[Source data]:
——

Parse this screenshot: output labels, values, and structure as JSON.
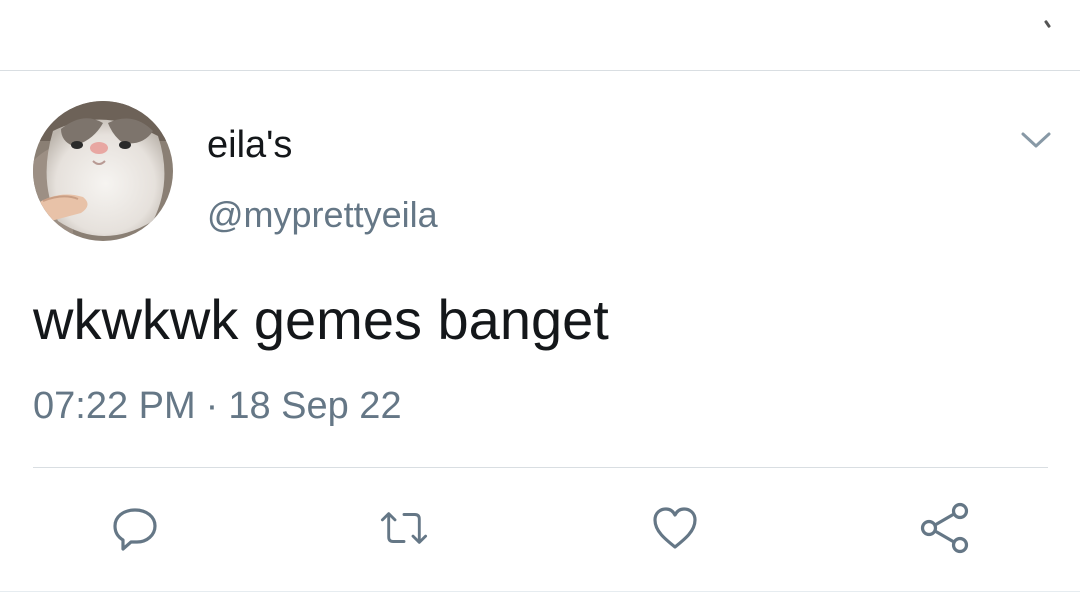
{
  "tweet": {
    "display_name": "eila's",
    "handle": "@myprettyeila",
    "text": "wkwkwk gemes banget",
    "time": "07:22 PM",
    "separator": "·",
    "date": "18 Sep 22"
  },
  "icons": {
    "more": "chevron-down-icon",
    "reply": "reply-icon",
    "retweet": "retweet-icon",
    "like": "heart-icon",
    "share": "share-icon"
  },
  "colors": {
    "text_primary": "#14171a",
    "text_secondary": "#657786",
    "icon": "#657786",
    "divider": "#d9dee2"
  }
}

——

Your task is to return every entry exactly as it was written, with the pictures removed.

Parse this screenshot: output labels, values, and structure as JSON.
{
  "tweet": {
    "display_name": "eila's",
    "handle": "@myprettyeila",
    "text": "wkwkwk gemes banget",
    "time": "07:22 PM",
    "separator": "·",
    "date": "18 Sep 22"
  },
  "icons": {
    "more": "chevron-down-icon",
    "reply": "reply-icon",
    "retweet": "retweet-icon",
    "like": "heart-icon",
    "share": "share-icon"
  },
  "colors": {
    "text_primary": "#14171a",
    "text_secondary": "#657786",
    "icon": "#657786",
    "divider": "#d9dee2"
  }
}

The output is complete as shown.